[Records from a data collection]
· · · · · · ·
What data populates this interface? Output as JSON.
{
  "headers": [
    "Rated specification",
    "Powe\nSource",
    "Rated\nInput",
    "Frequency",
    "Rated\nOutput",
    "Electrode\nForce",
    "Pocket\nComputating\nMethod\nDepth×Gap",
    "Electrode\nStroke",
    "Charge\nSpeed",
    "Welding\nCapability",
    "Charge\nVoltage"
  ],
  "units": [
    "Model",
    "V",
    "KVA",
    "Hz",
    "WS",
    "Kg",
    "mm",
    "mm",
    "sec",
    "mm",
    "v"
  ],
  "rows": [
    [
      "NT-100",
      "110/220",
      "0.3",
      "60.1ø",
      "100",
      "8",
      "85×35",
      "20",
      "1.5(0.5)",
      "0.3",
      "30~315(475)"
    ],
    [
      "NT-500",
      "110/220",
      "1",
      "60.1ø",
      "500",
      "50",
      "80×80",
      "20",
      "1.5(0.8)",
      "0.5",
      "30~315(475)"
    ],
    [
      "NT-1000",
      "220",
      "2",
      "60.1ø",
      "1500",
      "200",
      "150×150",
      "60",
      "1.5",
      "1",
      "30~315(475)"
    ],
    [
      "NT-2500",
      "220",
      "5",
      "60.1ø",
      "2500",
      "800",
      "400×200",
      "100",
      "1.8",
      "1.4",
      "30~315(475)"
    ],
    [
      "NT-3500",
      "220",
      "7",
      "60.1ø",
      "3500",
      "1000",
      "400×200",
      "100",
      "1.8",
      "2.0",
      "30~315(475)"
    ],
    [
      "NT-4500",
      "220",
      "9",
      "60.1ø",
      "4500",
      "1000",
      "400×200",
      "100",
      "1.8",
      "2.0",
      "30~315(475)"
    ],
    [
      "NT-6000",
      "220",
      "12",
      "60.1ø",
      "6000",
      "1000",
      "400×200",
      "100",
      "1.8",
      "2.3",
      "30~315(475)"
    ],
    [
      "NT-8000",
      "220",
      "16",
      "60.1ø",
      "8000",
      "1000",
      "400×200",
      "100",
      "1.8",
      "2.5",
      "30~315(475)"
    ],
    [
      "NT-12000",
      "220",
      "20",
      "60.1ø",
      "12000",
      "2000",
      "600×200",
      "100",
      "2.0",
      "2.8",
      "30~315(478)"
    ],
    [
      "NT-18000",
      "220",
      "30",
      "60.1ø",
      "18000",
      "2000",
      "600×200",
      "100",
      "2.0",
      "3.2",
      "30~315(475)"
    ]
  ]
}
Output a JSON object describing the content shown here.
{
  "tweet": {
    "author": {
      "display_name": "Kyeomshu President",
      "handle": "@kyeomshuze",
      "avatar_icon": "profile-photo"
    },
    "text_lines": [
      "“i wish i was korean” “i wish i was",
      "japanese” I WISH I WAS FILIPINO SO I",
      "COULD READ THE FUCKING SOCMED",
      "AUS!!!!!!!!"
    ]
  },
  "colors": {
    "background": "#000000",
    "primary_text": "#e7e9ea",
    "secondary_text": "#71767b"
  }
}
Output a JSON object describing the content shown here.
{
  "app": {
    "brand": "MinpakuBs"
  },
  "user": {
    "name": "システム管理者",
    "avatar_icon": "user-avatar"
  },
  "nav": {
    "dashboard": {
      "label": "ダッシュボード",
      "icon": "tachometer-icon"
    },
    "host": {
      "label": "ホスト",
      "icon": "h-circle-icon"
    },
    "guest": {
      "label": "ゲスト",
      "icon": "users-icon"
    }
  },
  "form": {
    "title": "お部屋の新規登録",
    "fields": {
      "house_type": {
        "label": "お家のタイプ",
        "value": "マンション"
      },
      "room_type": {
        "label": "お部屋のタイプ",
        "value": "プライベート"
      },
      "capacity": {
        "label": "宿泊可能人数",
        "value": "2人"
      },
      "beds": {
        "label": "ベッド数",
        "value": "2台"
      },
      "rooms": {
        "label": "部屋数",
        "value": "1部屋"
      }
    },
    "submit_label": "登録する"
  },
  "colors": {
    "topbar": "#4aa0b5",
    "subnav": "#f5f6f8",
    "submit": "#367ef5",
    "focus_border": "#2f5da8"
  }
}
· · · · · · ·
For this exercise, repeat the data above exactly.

● **Task output**
What data populates this interface? Output as JSON.
{
  "headers": [
    "Rated specification",
    "Powe\nSource",
    "Rated\nInput",
    "Frequency",
    "Rated\nOutput",
    "Electrode\nForce",
    "Pocket\nComputating\nMethod\nDepth×Gap",
    "Electrode\nStroke",
    "Charge\nSpeed",
    "Welding\nCapability",
    "Charge\nVoltage"
  ],
  "units": [
    "Model",
    "V",
    "KVA",
    "Hz",
    "WS",
    "Kg",
    "mm",
    "mm",
    "sec",
    "mm",
    "v"
  ],
  "rows": [
    [
      "NT-100",
      "110/220",
      "0.3",
      "60.1ø",
      "100",
      "8",
      "85×35",
      "20",
      "1.5(0.5)",
      "0.3",
      "30~315(475)"
    ],
    [
      "NT-500",
      "110/220",
      "1",
      "60.1ø",
      "500",
      "50",
      "80×80",
      "20",
      "1.5(0.8)",
      "0.5",
      "30~315(475)"
    ],
    [
      "NT-1000",
      "220",
      "2",
      "60.1ø",
      "1500",
      "200",
      "150×150",
      "60",
      "1.5",
      "1",
      "30~315(475)"
    ],
    [
      "NT-2500",
      "220",
      "5",
      "60.1ø",
      "2500",
      "800",
      "400×200",
      "100",
      "1.8",
      "1.4",
      "30~315(475)"
    ],
    [
      "NT-3500",
      "220",
      "7",
      "60.1ø",
      "3500",
      "1000",
      "400×200",
      "100",
      "1.8",
      "2.0",
      "30~315(475)"
    ],
    [
      "NT-4500",
      "220",
      "9",
      "60.1ø",
      "4500",
      "1000",
      "400×200",
      "100",
      "1.8",
      "2.0",
      "30~315(475)"
    ],
    [
      "NT-6000",
      "220",
      "12",
      "60.1ø",
      "6000",
      "1000",
      "400×200",
      "100",
      "1.8",
      "2.3",
      "30~315(475)"
    ],
    [
      "NT-8000",
      "220",
      "16",
      "60.1ø",
      "8000",
      "1000",
      "400×200",
      "100",
      "1.8",
      "2.5",
      "30~315(475)"
    ],
    [
      "NT-12000",
      "220",
      "20",
      "60.1ø",
      "12000",
      "2000",
      "600×200",
      "100",
      "2.0",
      "2.8",
      "30~315(478)"
    ],
    [
      "NT-18000",
      "220",
      "30",
      "60.1ø",
      "18000",
      "2000",
      "600×200",
      "100",
      "2.0",
      "3.2",
      "30~315(475)"
    ]
  ]
}
Output a JSON object describing the content shown here.
{
  "tweet": {
    "author": {
      "display_name": "Kyeomshu President",
      "handle": "@kyeomshuze",
      "avatar_icon": "profile-photo"
    },
    "text_lines": [
      "“i wish i was korean” “i wish i was",
      "japanese” I WISH I WAS FILIPINO SO I",
      "COULD READ THE FUCKING SOCMED",
      "AUS!!!!!!!!"
    ]
  },
  "colors": {
    "background": "#000000",
    "primary_text": "#e7e9ea",
    "secondary_text": "#71767b"
  }
}
Output a JSON object describing the content shown here.
{
  "app": {
    "brand": "MinpakuBs"
  },
  "user": {
    "name": "システム管理者",
    "avatar_icon": "user-avatar"
  },
  "nav": {
    "dashboard": {
      "label": "ダッシュボード",
      "icon": "tachometer-icon"
    },
    "host": {
      "label": "ホスト",
      "icon": "h-circle-icon"
    },
    "guest": {
      "label": "ゲスト",
      "icon": "users-icon"
    }
  },
  "form": {
    "title": "お部屋の新規登録",
    "fields": {
      "house_type": {
        "label": "お家のタイプ",
        "value": "マンション"
      },
      "room_type": {
        "label": "お部屋のタイプ",
        "value": "プライベート"
      },
      "capacity": {
        "label": "宿泊可能人数",
        "value": "2人"
      },
      "beds": {
        "label": "ベッド数",
        "value": "2台"
      },
      "rooms": {
        "label": "部屋数",
        "value": "1部屋"
      }
    },
    "submit_label": "登録する"
  },
  "colors": {
    "topbar": "#4aa0b5",
    "subnav": "#f5f6f8",
    "submit": "#367ef5",
    "focus_border": "#2f5da8"
  }
}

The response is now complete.